EXERCISE DATA =
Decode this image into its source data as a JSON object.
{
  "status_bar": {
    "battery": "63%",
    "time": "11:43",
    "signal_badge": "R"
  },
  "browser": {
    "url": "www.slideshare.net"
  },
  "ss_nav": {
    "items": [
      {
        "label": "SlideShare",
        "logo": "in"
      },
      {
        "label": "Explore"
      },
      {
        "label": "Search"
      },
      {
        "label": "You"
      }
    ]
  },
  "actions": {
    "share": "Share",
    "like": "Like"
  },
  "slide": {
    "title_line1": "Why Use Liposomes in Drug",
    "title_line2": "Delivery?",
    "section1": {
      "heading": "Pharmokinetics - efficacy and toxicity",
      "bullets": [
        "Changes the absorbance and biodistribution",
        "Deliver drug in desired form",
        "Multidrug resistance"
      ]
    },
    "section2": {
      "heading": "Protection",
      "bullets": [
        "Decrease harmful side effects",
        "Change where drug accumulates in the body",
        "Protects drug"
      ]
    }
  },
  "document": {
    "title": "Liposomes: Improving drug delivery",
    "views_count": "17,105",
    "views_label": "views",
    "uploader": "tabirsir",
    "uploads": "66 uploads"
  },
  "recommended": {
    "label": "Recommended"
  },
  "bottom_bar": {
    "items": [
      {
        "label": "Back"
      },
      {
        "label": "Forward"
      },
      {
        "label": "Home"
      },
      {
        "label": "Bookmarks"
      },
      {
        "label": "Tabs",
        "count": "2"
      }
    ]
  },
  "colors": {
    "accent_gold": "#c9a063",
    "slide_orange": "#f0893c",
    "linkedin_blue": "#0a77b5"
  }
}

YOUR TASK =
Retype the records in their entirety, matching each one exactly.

RESULT OF THE EXERCISE =
Decode this image into its source data as a JSON object.
{
  "status_bar": {
    "battery": "63%",
    "time": "11:43",
    "signal_badge": "R"
  },
  "browser": {
    "url": "www.slideshare.net"
  },
  "ss_nav": {
    "items": [
      {
        "label": "SlideShare",
        "logo": "in"
      },
      {
        "label": "Explore"
      },
      {
        "label": "Search"
      },
      {
        "label": "You"
      }
    ]
  },
  "actions": {
    "share": "Share",
    "like": "Like"
  },
  "slide": {
    "title_line1": "Why Use Liposomes in Drug",
    "title_line2": "Delivery?",
    "section1": {
      "heading": "Pharmokinetics - efficacy and toxicity",
      "bullets": [
        "Changes the absorbance and biodistribution",
        "Deliver drug in desired form",
        "Multidrug resistance"
      ]
    },
    "section2": {
      "heading": "Protection",
      "bullets": [
        "Decrease harmful side effects",
        "Change where drug accumulates in the body",
        "Protects drug"
      ]
    }
  },
  "document": {
    "title": "Liposomes: Improving drug delivery",
    "views_count": "17,105",
    "views_label": "views",
    "uploader": "tabirsir",
    "uploads": "66 uploads"
  },
  "recommended": {
    "label": "Recommended"
  },
  "bottom_bar": {
    "items": [
      {
        "label": "Back"
      },
      {
        "label": "Forward"
      },
      {
        "label": "Home"
      },
      {
        "label": "Bookmarks"
      },
      {
        "label": "Tabs",
        "count": "2"
      }
    ]
  },
  "colors": {
    "accent_gold": "#c9a063",
    "slide_orange": "#f0893c",
    "linkedin_blue": "#0a77b5"
  }
}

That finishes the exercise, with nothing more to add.